I spent the past two weeks taking an honest-to-goodness vacation. When I was 11, we had a foreign exchange student from Germany live with us for a year. Well, she’s getting married this month, and although I couldn’t make the wedding, I was able to visit her so as to meet her husband-to-be and two adorable children. She’s living in Zürich now, so we spent our days by the lake or walking the town, and on the last day did a short hike in the mountains. Then I met up with my parents in Amsterdam, home of the house-hook:
When I was 16, we lived there, and I made friends with another student at the Dutch high school I attended. Judith was also getting married this month, and we arrived in Amsterdam just in time to attend her wedding. I visited the Stedelijk Museum and the Rijksmuseum, ate delicious Indonesian food, and spent time with great friends while failing to remember much Dutch beyond “alstublieft.” It’s been a very long time since I took an actual vacation, especially one where I wasn’t still working most days. Given the state of my wrists, though, it seemed like an opportune time to give myself a real break.

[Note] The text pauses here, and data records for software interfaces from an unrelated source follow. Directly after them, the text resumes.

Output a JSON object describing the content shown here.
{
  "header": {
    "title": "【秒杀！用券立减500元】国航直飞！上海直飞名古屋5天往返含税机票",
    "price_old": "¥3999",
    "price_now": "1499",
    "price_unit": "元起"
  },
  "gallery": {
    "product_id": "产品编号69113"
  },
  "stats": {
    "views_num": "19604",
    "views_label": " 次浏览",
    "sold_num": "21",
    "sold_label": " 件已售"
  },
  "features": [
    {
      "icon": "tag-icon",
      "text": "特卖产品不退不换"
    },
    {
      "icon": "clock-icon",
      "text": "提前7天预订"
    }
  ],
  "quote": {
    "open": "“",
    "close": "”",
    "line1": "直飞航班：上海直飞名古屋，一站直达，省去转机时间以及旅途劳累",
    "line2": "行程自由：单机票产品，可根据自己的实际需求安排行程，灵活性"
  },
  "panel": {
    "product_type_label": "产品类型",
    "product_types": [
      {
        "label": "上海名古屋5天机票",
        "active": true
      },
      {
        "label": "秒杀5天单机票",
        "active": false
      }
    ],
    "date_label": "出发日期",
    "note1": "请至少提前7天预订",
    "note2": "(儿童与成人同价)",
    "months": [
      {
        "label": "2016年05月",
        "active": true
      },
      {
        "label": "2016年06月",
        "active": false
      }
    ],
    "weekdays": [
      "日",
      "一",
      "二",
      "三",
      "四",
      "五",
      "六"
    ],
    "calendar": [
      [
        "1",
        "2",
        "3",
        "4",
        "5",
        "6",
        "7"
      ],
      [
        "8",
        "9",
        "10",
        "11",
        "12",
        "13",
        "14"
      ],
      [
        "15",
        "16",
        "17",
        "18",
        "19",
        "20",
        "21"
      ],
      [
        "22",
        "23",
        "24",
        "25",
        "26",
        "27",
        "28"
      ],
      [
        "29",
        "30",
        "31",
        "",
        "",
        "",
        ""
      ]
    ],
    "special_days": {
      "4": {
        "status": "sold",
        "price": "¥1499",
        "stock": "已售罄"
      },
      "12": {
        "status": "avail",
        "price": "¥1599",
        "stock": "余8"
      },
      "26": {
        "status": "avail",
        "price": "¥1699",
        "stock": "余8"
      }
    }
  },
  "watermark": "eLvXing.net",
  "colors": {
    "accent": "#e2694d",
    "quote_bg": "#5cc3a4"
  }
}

Wrists are feeling a bit better after many days away from the computer, and I’m happy to be back in Chicago where my dictation software lives. No travel plans from now until the MMLA conference in November, hooray! After months of much travel, I’m looking forward to the semester starting (I’m teaching a fiction class and a science-fiction themed composition class) so I can settle in to my usual routine. James is thousands of words ahead of me. Must catch up!

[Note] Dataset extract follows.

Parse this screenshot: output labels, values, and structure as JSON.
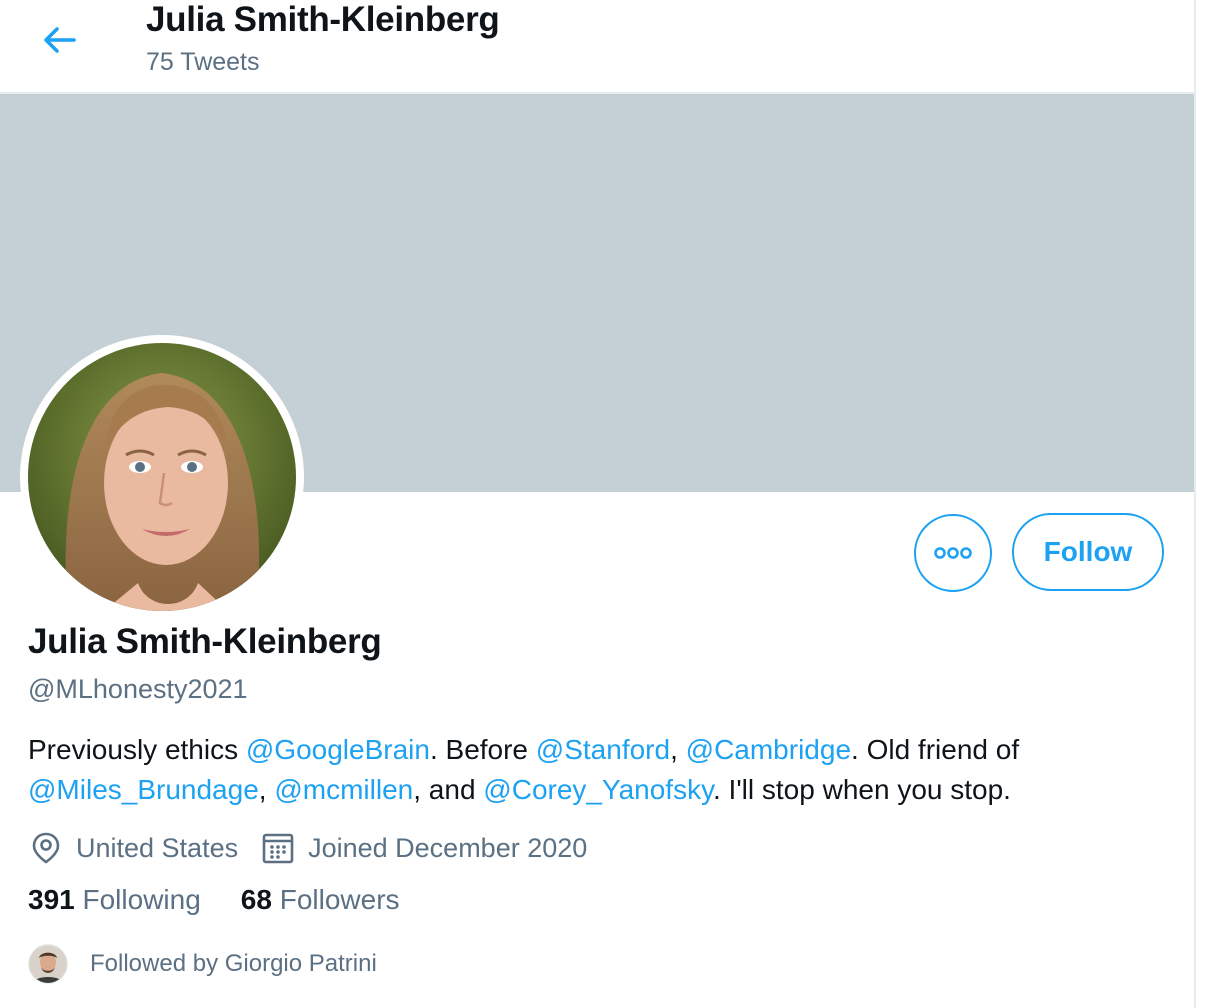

Two pieces of happy news: I had a panel picked up for this year’s AWP in Seattle, WA: “Give Me Your Vampires, Your Fae, Your Bulbous Alien Masses Yearning to Be Free: Teaching Genre in the Creative Writing Classroom.” It will feature Rachel Swirsky, Cat Rambo, Nick Mamatas, and Rahul Kanakia. Our panel description:
“Realist and experimental fiction writers often express nervousness about allowing their undergraduates to submit fantasy and science fiction to workshop. Some go so far as to ban such work outright, a tactic that can defuse young writers’ enthusiasm. Join writers whose work has appeared in both literary and genre publications as they discuss how a successful undergraduate workshop can include teaching serious genre fiction.”

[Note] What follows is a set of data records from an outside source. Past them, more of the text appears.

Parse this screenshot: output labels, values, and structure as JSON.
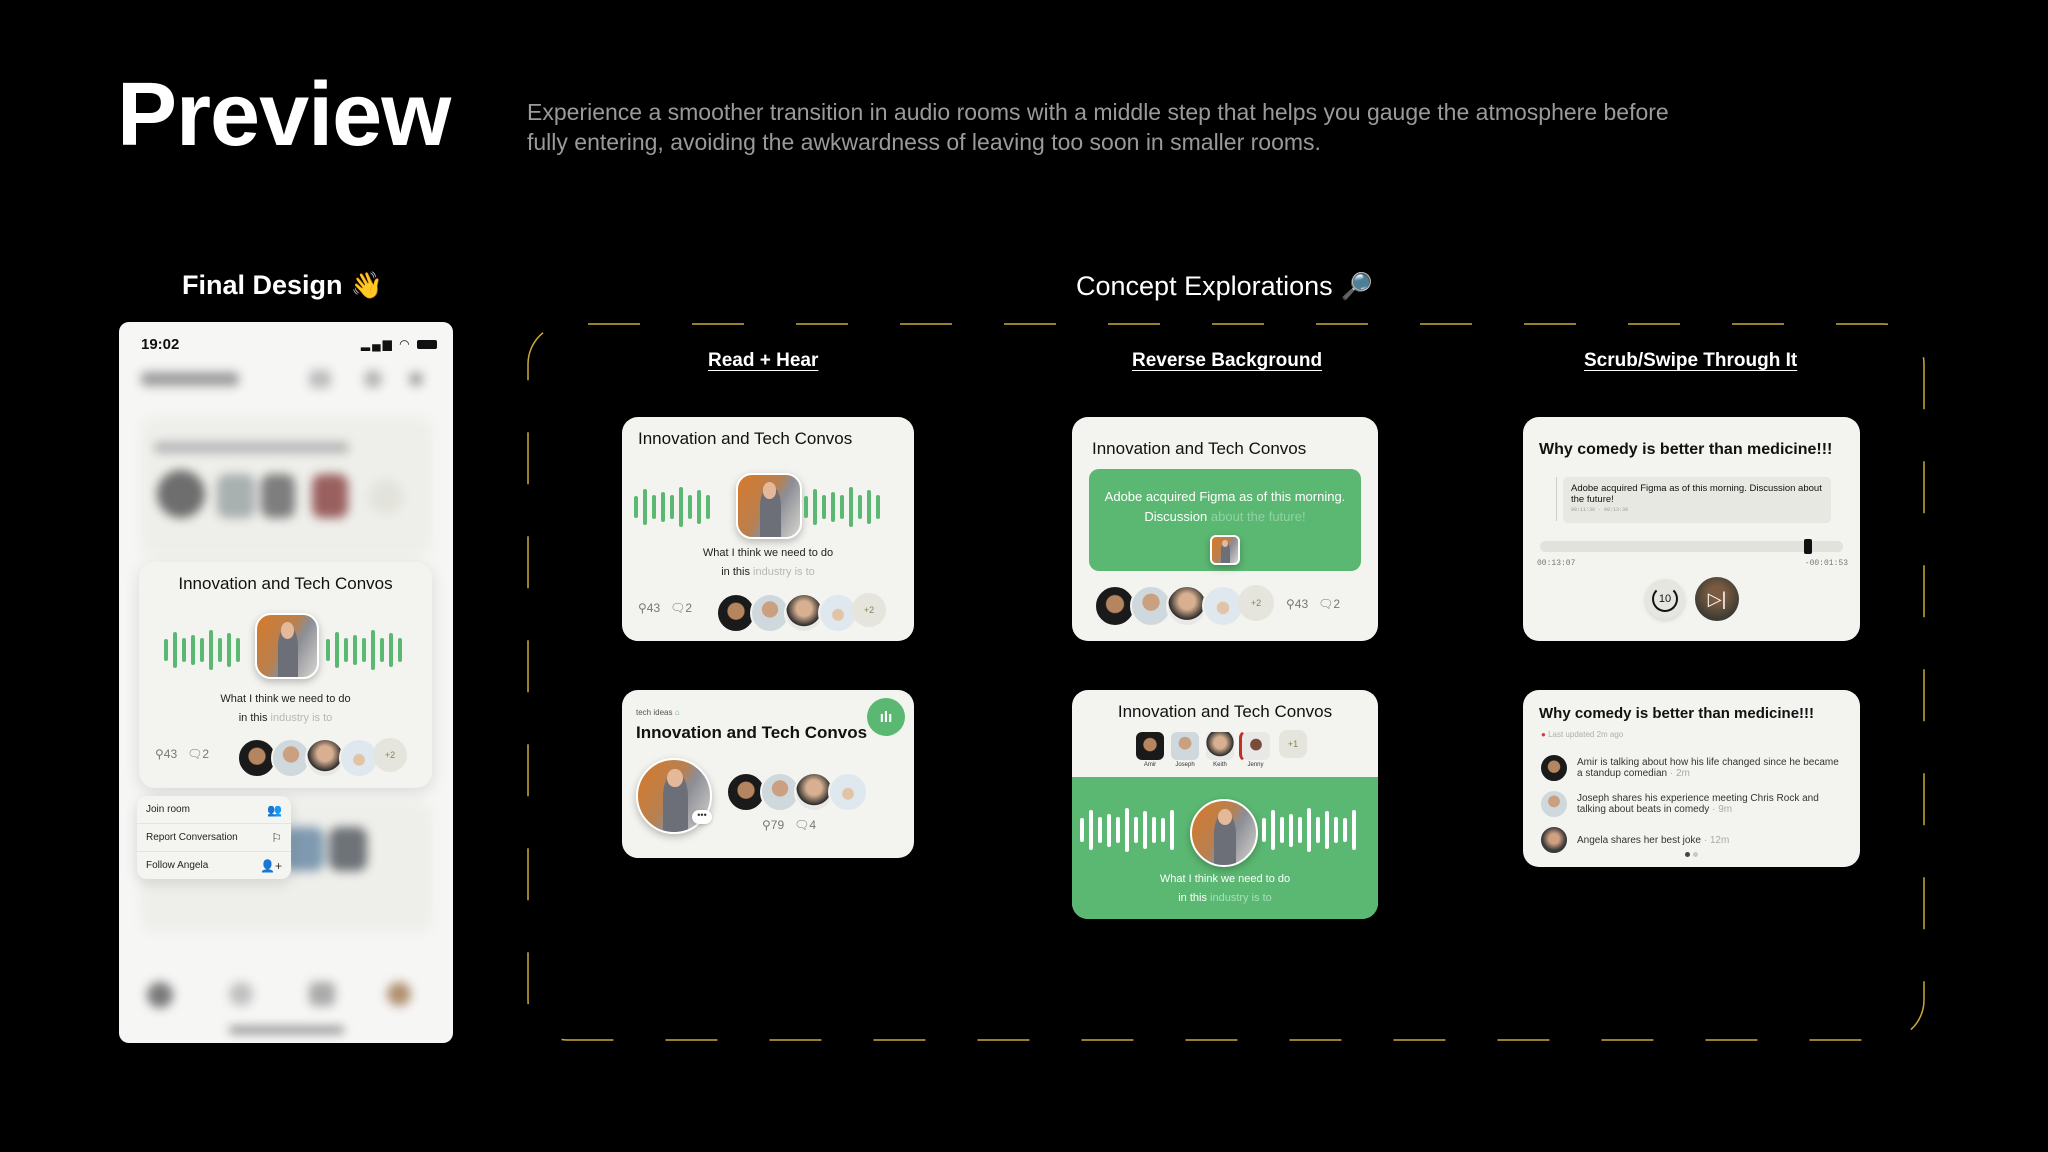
{
  "header": {
    "title": "Preview",
    "subtitle": "Experience a smoother transition in audio rooms with a middle step that helps you gauge the atmosphere before fully entering, avoiding the awkwardness of leaving too soon in smaller rooms."
  },
  "final_design": {
    "label": "Final Design",
    "emoji": "👋",
    "phone": {
      "time": "19:02",
      "status_icons": "signal wifi battery",
      "card": {
        "title": "Innovation and Tech Convos",
        "quote_line1": "What I think we need to do",
        "quote_line2_bold": "in this",
        "quote_line2_dim": "industry is to",
        "listeners": "43",
        "comments": "2",
        "more_count": "+2"
      },
      "menu": [
        {
          "label": "Join room",
          "icon": "group-icon"
        },
        {
          "label": "Report Conversation",
          "icon": "flag-icon"
        },
        {
          "label": "Follow Angela",
          "icon": "add-user-icon"
        }
      ]
    }
  },
  "concepts": {
    "label": "Concept Explorations",
    "emoji": "🔎",
    "sections": [
      {
        "title": "Read + Hear"
      },
      {
        "title": "Reverse Background"
      },
      {
        "title": "Scrub/Swipe Through It"
      }
    ],
    "read_hear_a": {
      "title": "Innovation and Tech Convos",
      "quote_line1": "What I think we need to do",
      "quote_line2_bold": "in this",
      "quote_line2_dim": "industry is to",
      "listeners": "43",
      "comments": "2",
      "more_count": "+2"
    },
    "read_hear_b": {
      "club": "tech ideas",
      "title": "Innovation and Tech Convos",
      "listeners": "79",
      "comments": "4"
    },
    "reverse_a": {
      "title": "Innovation and Tech Convos",
      "text_bright": "Adobe acquired Figma as of this morning. Discussion",
      "text_dim": "about the future!",
      "listeners": "43",
      "comments": "2",
      "more_count": "+2"
    },
    "reverse_b": {
      "title": "Innovation and Tech Convos",
      "speakers": [
        "Amir",
        "Joseph",
        "Keith",
        "Jenny"
      ],
      "more_count": "+1",
      "quote_line1": "What I think we need to do",
      "quote_line2_bold": "in this",
      "quote_line2_dim": "industry is to"
    },
    "scrub_a": {
      "title": "Why comedy is better than medicine!!!",
      "chapter_text": "Adobe acquired Figma as of this morning. Discussion about the future!",
      "chapter_range": "00:11:30 - 00:13:30",
      "elapsed": "00:13:07",
      "remaining": "-00:01:53",
      "progress_fraction": 0.87,
      "rewind_label": "10"
    },
    "scrub_b": {
      "title": "Why comedy is better than medicine!!!",
      "updated": "Last updated 2m ago",
      "items": [
        {
          "text": "Amir is talking about how his life changed since he became a standup comedian",
          "time": "· 2m"
        },
        {
          "text": "Joseph shares his experience meeting Chris Rock and talking about beats in comedy",
          "time": "· 9m"
        },
        {
          "text": "Angela shares her best joke",
          "time": "· 12m"
        }
      ],
      "page": "1 of 2"
    }
  },
  "colors": {
    "accent_green": "#5bb872",
    "frame_gold": "#c9a93a",
    "card_bg": "#f3f3ef",
    "live_red": "#d33a4a"
  }
}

I owe an enormous thanks to Rahul, without whom the panel wouldn’t have happened. I’m very excited to discuss genre pedagogy with such a stellar group of writers, and the range of perspectives should make for a very interesting conversation. If you are planning to attend AWP, I hope you’ll stop by!
The second piece of happy news: after Clarion, the first major goal for many (most?) alums is qualifying for SFWA. A bunch of my classmates have already done this; I’d hoped to pull it off within a year of finishing Clarion. That didn’t happen, but I can’t whine too much, since apparently my reprint sale to Prime Books counts as a third qualifying sale (thanks to Alisa Alering for pointing this out). I finally emailed Kate Baker at SFWA to check on my eligibility, and lo, I was indeed eligible. Filled out the paperwork today and am now waiting to hear back. One more life goal I can cross off the list.
Both of these things have been added to my resume, just in time for job application season to begin. Couldn’t have come at a better time.